But by this month, they had largely rallied around three Republican nominees, state Sen. Robert Hurt (Pittsylvania) and Scott Rigell in Virginia Beach, along with Del. H. Morgan Griffith (Salem). All three defeated incumbent Democrats.
In Northern Virginia, a Republican who ran with tea party help - Oakton businessman Keith Fimian - failed to unseat Rep. Gerald E. Connolly (D).
Karen Miner Hurd, founder of the Hampton Roads Tea Party, said she and others now recognize the benefits of experience and creating "a candidate farm club and a bench for conservatives out of the grass roots."
The new strategy represents something of a course correction for a movement that this year often promoted political newcomers.

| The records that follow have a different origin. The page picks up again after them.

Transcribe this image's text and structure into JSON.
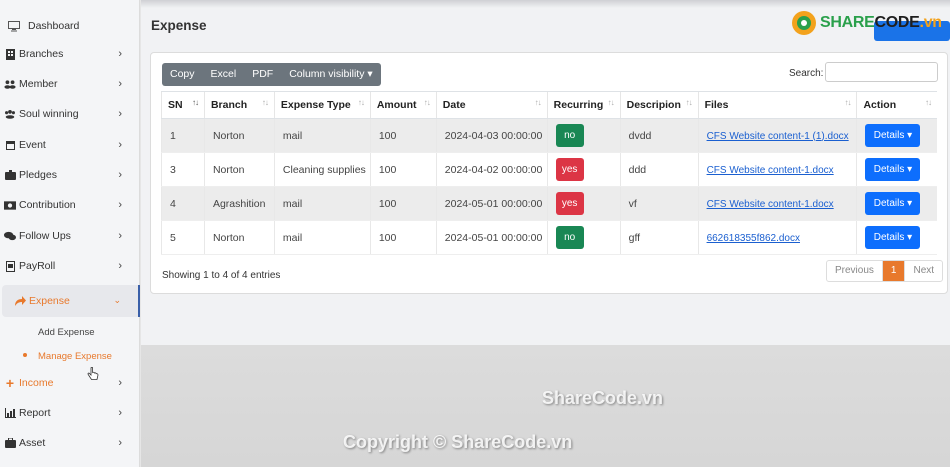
{
  "sidebar": {
    "items": [
      {
        "label": "Dashboard",
        "icon": "monitor-icon"
      },
      {
        "label": "Branches",
        "icon": "building-icon"
      },
      {
        "label": "Member",
        "icon": "users-icon"
      },
      {
        "label": "Soul winning",
        "icon": "group-icon"
      },
      {
        "label": "Event",
        "icon": "calendar-icon"
      },
      {
        "label": "Pledges",
        "icon": "handshake-icon"
      },
      {
        "label": "Contribution",
        "icon": "money-icon"
      },
      {
        "label": "Follow Ups",
        "icon": "chat-icon"
      },
      {
        "label": "PayRoll",
        "icon": "receipt-icon"
      },
      {
        "label": "Expense",
        "icon": "share-icon"
      },
      {
        "label": "Income",
        "icon": "plus-icon"
      },
      {
        "label": "Report",
        "icon": "chart-icon"
      },
      {
        "label": "Asset",
        "icon": "briefcase-icon"
      }
    ],
    "sub_items": [
      {
        "label": "Add Expense"
      },
      {
        "label": "Manage Expense"
      }
    ]
  },
  "page": {
    "title": "Expense"
  },
  "logo": {
    "part1": "SHARE",
    "part2": "CODE",
    "part3": ".vn"
  },
  "toolbar": {
    "copy": "Copy",
    "excel": "Excel",
    "pdf": "PDF",
    "column_visibility": "Column visibility ▾"
  },
  "search": {
    "label": "Search:",
    "value": ""
  },
  "table": {
    "headers": [
      "SN",
      "Branch",
      "Expense Type",
      "Amount",
      "Date",
      "Recurring",
      "Descripion",
      "Files",
      "Action"
    ],
    "rows": [
      {
        "sn": "1",
        "branch": "Norton",
        "type": "mail",
        "amount": "100",
        "date": "2024-04-03 00:00:00",
        "recurring": "no",
        "desc": "dvdd",
        "file": "CFS Website content-1 (1).docx",
        "action": "Details ▾"
      },
      {
        "sn": "3",
        "branch": "Norton",
        "type": "Cleaning supplies",
        "amount": "100",
        "date": "2024-04-02 00:00:00",
        "recurring": "yes",
        "desc": "ddd",
        "file": "CFS Website content-1.docx",
        "action": "Details ▾"
      },
      {
        "sn": "4",
        "branch": "Agrashition",
        "type": "mail",
        "amount": "100",
        "date": "2024-05-01 00:00:00",
        "recurring": "yes",
        "desc": "vf",
        "file": "CFS Website content-1.docx",
        "action": "Details ▾"
      },
      {
        "sn": "5",
        "branch": "Norton",
        "type": "mail",
        "amount": "100",
        "date": "2024-05-01 00:00:00",
        "recurring": "no",
        "desc": "gff",
        "file": "662618355f862.docx",
        "action": "Details ▾"
      }
    ]
  },
  "footer": {
    "info": "Showing 1 to 4 of 4 entries",
    "prev": "Previous",
    "page": "1",
    "next": "Next"
  },
  "watermarks": {
    "top": "ShareCode.vn",
    "bottom": "Copyright © ShareCode.vn"
  },
  "colors": {
    "accent": "#e8792c",
    "primary": "#0d6efd",
    "success": "#198754",
    "danger": "#dc3545"
  }
}
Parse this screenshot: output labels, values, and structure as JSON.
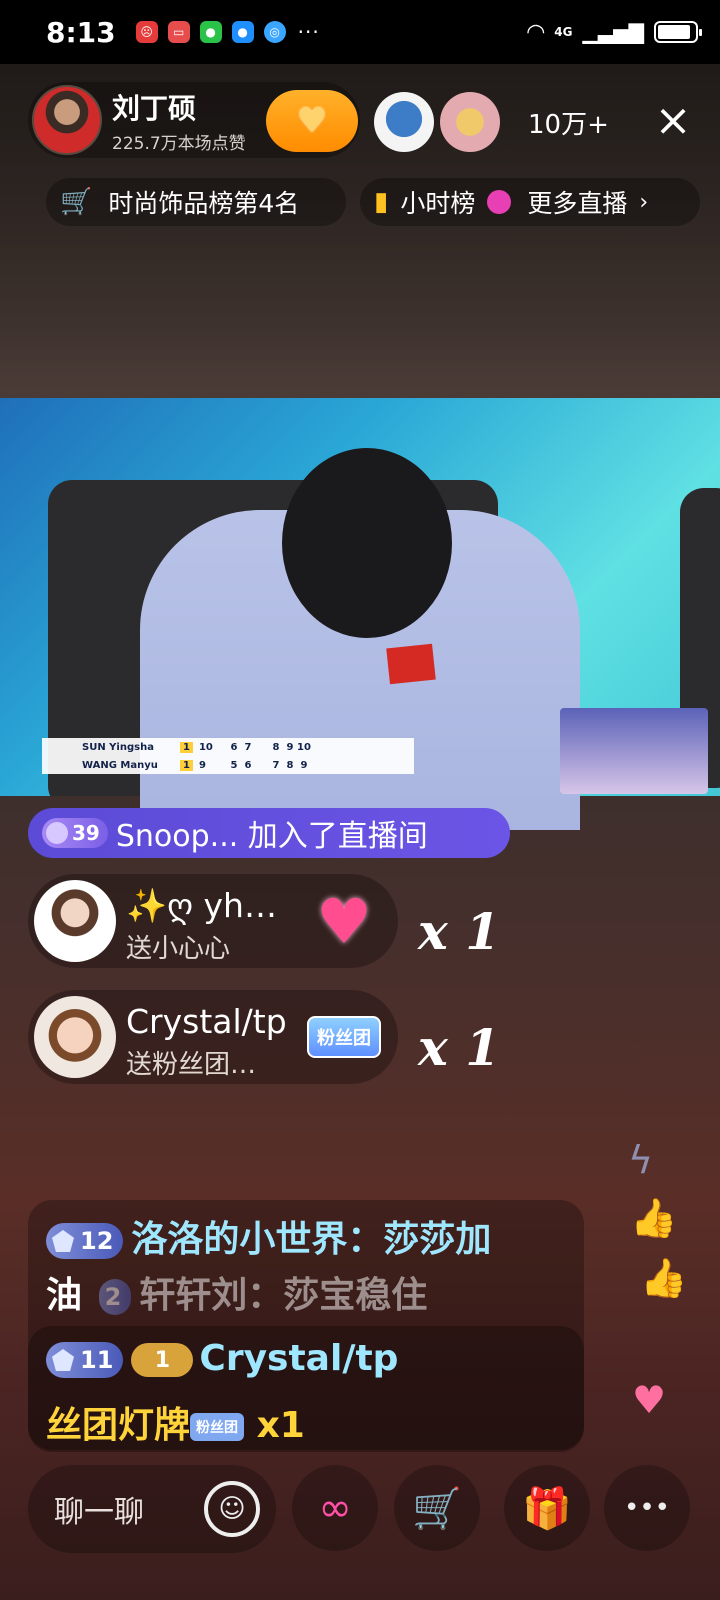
{
  "status_bar": {
    "time": "8:13",
    "network": "4G",
    "more": "···",
    "battery_level": 0.9
  },
  "header": {
    "host_name": "刘丁硕",
    "host_likes": "225.7万本场点赞",
    "viewer_count": "10万+",
    "close_icon": "×"
  },
  "rank": {
    "fashion_rank": "时尚饰品榜第4名",
    "hourly_rank": "小时榜",
    "more_live": "更多直播"
  },
  "scoreboard": {
    "player1": "SUN Yingsha",
    "player2": "WANG Manyu",
    "p1_games": "1",
    "p1_points": "10",
    "p2_games": "1",
    "p2_points": "9",
    "p1_history": [
      "6",
      "7",
      "",
      "8",
      "9",
      "10"
    ],
    "p2_history": [
      "5",
      "6",
      "",
      "7",
      "8",
      "9"
    ]
  },
  "join": {
    "level": "39",
    "text": "Snoop... 加入了直播间"
  },
  "gifts": [
    {
      "user": "✨ღ yh…",
      "desc": "送小心心",
      "count": "x 1",
      "gift_icon": "heart-gift-icon"
    },
    {
      "user": "Crystal/tp",
      "desc": "送粉丝团…",
      "count": "x 1",
      "gift_icon": "fan-club-gift-icon",
      "gift_label": "粉丝团"
    }
  ],
  "chat": [
    {
      "level": "12",
      "text_a": "洛洛的小世界：莎莎加",
      "text_b": "油"
    },
    {
      "level": "2",
      "text": "轩轩刘：莎宝稳住"
    },
    {
      "level": "11",
      "fan_level": "1",
      "user": "Crystal/tp",
      "text": "丝团灯牌",
      "tag": "粉丝团",
      "count": "x1"
    }
  ],
  "bottom": {
    "input_placeholder": "聊一聊",
    "emoji": "☺",
    "more": "•••"
  },
  "colors": {
    "follow": "#ff9a10",
    "join_banner": "#5b4bd6",
    "chat_name": "#9fe6ff",
    "fan_highlight": "#ffd43b"
  }
}
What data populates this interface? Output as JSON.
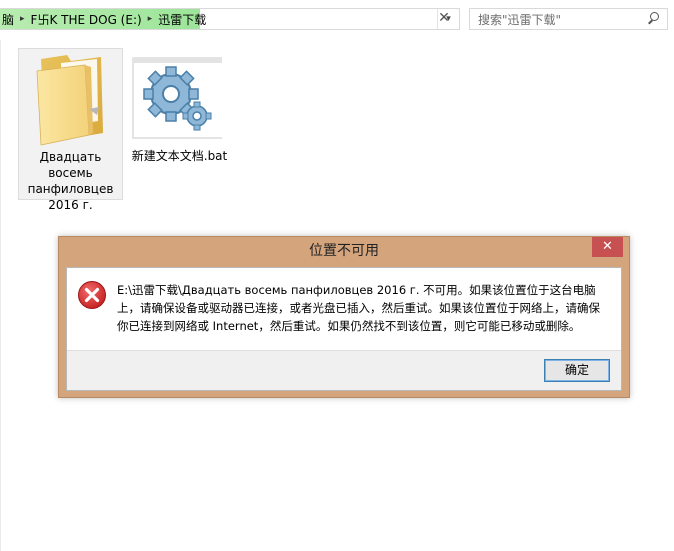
{
  "breadcrumb": {
    "items": [
      "脑",
      "F卐K THE DOG (E:)",
      "迅雷下载"
    ],
    "separator": "▸",
    "dropdown": "▾"
  },
  "nav": {
    "close_glyph": "✕"
  },
  "search": {
    "placeholder": "搜索\"迅雷下载\""
  },
  "files": [
    {
      "name": "Двадцать восемь панфиловцев 2016 г.",
      "icon": "folder-icon",
      "selected": true
    },
    {
      "name": "新建文本文档.bat",
      "icon": "bat-gear-icon",
      "selected": false
    }
  ],
  "dialog": {
    "title": "位置不可用",
    "close_glyph": "✕",
    "message": "E:\\迅雷下载\\Двадцать восемь панфиловцев 2016 г. 不可用。如果该位置位于这台电脑上，请确保设备或驱动器已连接，或者光盘已插入，然后重试。如果该位置位于网络上，请确保你已连接到网络或 Internet，然后重试。如果仍然找不到该位置，则它可能已移动或删除。",
    "ok_label": "确定",
    "icon": "error-icon"
  },
  "colors": {
    "dialog_frame": "#d4a47d",
    "close_button": "#c75050",
    "breadcrumb_highlight": "#9de59a",
    "error_red": "#d62b2b"
  }
}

FreedomWorks, a national tea party group led by former House majority leader Richard K. Armey (R-Tex.), and other national and local groups are working to ferment and expand their organizations in battleground states including Ohio, Pennsylvania, Colorado and Florida.
For the national groups, assisting activists with local elections helps sustain grass-roots enthusiasm with an eye toward the next round of congressional elections - and the presidential contest - in 2012.
And for the activists, local and state elections are opportunities to nurture candidates who share their political beliefs and to win offices the activists say hold the most influence over people's lives. After all, they say, their movement is built on the premise that power should be concentrated locally instead of in Washington.
"The tea parties are growing momentum every day," said Fran Telarico, a tea party organizer near Fort Collins, Colo., who is helping build a communications network among other local groups in Colorado to look ahead to 2012 as well as local races. "There are more people joining tea parties now than ever."